» **Entries supplied**
+-------+
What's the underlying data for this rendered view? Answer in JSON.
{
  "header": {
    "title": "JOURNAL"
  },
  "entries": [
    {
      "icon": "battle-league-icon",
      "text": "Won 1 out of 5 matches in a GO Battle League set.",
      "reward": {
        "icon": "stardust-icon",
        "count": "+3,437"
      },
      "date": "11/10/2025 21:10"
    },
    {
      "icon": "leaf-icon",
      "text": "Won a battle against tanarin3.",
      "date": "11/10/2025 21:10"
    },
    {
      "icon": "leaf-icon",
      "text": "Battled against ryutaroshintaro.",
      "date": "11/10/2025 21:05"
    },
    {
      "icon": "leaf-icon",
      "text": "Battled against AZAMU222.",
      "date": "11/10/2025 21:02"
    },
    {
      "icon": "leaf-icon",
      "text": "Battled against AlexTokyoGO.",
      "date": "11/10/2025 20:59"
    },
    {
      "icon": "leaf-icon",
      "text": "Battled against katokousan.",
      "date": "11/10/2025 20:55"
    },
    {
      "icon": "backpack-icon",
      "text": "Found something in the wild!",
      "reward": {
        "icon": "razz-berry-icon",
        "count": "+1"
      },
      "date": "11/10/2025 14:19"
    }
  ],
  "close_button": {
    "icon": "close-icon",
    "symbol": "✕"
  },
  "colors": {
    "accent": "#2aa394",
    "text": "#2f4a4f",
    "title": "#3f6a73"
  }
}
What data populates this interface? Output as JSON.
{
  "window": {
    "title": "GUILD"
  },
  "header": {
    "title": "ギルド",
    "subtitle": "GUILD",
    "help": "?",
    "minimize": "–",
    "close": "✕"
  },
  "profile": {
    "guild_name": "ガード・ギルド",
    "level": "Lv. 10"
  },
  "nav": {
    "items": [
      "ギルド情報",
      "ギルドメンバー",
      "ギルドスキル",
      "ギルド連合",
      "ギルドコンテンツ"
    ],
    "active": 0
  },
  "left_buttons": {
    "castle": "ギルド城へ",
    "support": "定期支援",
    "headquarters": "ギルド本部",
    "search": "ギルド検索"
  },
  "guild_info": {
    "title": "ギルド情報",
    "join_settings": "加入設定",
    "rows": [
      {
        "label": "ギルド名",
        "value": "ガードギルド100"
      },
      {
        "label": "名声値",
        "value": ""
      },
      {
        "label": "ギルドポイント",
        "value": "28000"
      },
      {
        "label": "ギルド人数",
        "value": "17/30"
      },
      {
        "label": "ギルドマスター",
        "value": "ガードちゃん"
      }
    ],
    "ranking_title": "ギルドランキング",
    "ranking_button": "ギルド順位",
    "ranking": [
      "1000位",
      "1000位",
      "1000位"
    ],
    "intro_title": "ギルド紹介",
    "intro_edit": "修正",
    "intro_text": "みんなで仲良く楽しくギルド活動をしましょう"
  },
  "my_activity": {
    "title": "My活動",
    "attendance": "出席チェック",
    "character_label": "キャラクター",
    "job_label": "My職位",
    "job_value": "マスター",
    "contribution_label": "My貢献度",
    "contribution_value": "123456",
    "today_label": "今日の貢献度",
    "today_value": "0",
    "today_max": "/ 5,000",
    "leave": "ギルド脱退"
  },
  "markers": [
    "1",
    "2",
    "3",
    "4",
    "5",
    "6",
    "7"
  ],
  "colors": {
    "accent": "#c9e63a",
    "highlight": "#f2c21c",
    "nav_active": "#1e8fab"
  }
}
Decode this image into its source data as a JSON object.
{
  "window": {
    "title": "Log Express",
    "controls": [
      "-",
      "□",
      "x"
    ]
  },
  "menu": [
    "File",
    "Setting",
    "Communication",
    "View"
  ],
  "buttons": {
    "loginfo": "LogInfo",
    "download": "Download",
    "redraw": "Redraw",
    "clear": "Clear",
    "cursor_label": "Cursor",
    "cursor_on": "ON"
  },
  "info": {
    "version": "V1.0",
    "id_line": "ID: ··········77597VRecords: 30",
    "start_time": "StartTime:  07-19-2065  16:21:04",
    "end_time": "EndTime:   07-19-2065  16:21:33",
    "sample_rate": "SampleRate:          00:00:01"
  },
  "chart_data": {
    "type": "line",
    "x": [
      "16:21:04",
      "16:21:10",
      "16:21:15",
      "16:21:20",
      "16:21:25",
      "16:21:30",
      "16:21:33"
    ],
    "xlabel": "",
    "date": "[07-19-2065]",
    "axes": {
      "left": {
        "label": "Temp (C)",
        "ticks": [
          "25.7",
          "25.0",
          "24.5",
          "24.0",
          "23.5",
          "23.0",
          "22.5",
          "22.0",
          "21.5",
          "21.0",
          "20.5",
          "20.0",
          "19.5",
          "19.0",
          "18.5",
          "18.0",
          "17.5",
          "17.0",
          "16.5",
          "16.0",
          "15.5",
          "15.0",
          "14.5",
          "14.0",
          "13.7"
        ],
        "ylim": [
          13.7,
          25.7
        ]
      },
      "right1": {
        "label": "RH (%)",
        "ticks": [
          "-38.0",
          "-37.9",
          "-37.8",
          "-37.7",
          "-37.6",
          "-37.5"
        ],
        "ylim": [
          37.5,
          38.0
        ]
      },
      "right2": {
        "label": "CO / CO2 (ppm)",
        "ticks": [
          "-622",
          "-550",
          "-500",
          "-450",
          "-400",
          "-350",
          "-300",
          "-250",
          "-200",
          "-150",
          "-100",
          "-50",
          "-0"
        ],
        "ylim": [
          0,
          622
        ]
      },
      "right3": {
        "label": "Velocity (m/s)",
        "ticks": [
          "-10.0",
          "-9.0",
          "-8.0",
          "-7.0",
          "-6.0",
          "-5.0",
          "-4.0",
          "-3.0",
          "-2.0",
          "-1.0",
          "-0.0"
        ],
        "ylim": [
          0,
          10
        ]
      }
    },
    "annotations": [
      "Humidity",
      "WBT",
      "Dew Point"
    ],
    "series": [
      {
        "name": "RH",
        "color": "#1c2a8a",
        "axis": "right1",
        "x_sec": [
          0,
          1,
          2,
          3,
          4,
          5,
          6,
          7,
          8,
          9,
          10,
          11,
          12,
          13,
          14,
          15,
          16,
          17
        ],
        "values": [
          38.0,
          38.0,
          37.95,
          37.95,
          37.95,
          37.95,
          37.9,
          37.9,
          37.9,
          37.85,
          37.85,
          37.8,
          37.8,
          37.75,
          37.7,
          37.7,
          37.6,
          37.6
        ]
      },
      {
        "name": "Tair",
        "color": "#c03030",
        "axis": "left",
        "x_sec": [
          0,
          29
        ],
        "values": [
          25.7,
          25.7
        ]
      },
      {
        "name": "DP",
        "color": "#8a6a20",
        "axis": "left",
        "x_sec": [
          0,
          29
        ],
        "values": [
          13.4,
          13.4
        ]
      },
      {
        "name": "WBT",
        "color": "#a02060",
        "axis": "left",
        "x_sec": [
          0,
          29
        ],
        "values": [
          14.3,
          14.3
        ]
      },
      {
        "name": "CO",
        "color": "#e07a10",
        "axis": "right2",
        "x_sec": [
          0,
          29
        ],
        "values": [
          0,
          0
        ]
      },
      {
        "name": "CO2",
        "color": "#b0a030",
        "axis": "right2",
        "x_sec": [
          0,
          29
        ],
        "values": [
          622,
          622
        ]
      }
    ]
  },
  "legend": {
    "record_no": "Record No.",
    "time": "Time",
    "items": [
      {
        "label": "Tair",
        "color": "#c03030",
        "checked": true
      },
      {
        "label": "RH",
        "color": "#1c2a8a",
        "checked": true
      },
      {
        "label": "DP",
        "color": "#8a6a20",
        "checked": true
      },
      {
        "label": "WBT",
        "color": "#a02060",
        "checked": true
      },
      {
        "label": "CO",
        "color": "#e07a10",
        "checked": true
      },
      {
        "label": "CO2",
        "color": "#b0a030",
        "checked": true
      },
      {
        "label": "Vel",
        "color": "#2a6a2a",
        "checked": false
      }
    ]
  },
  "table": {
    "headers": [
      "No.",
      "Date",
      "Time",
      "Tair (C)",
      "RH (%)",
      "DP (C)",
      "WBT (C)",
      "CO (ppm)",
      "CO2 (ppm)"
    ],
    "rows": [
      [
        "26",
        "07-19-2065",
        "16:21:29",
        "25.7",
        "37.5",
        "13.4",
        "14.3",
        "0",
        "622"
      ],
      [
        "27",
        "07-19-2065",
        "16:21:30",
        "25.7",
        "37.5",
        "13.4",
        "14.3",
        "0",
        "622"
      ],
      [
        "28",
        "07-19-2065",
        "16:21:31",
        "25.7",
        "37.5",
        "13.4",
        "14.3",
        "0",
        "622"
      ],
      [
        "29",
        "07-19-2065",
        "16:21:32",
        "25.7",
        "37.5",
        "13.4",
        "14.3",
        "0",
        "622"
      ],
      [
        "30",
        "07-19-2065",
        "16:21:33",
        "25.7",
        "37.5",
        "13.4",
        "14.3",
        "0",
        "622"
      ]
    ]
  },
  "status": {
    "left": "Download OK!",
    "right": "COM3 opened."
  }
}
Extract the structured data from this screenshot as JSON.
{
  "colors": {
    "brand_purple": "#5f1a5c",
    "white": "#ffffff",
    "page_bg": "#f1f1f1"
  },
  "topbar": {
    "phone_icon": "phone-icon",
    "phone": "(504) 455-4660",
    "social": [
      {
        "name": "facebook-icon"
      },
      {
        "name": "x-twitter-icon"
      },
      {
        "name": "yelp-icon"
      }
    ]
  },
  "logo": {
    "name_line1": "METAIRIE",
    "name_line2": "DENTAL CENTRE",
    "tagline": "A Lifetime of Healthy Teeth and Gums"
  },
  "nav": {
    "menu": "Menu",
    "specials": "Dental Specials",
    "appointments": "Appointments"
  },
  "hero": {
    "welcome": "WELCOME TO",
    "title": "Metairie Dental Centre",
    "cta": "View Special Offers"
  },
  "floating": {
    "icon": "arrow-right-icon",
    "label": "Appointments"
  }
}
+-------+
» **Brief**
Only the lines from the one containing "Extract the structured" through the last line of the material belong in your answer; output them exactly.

» **Written response**
Extract the structured data from this screenshot as JSON.
{
  "colors": {
    "brand_purple": "#5f1a5c",
    "white": "#ffffff",
    "page_bg": "#f1f1f1"
  },
  "topbar": {
    "phone_icon": "phone-icon",
    "phone": "(504) 455-4660",
    "social": [
      {
        "name": "facebook-icon"
      },
      {
        "name": "x-twitter-icon"
      },
      {
        "name": "yelp-icon"
      }
    ]
  },
  "logo": {
    "name_line1": "METAIRIE",
    "name_line2": "DENTAL CENTRE",
    "tagline": "A Lifetime of Healthy Teeth and Gums"
  },
  "nav": {
    "menu": "Menu",
    "specials": "Dental Specials",
    "appointments": "Appointments"
  },
  "hero": {
    "welcome": "WELCOME TO",
    "title": "Metairie Dental Centre",
    "cta": "View Special Offers"
  },
  "floating": {
    "icon": "arrow-right-icon",
    "label": "Appointments"
  }
}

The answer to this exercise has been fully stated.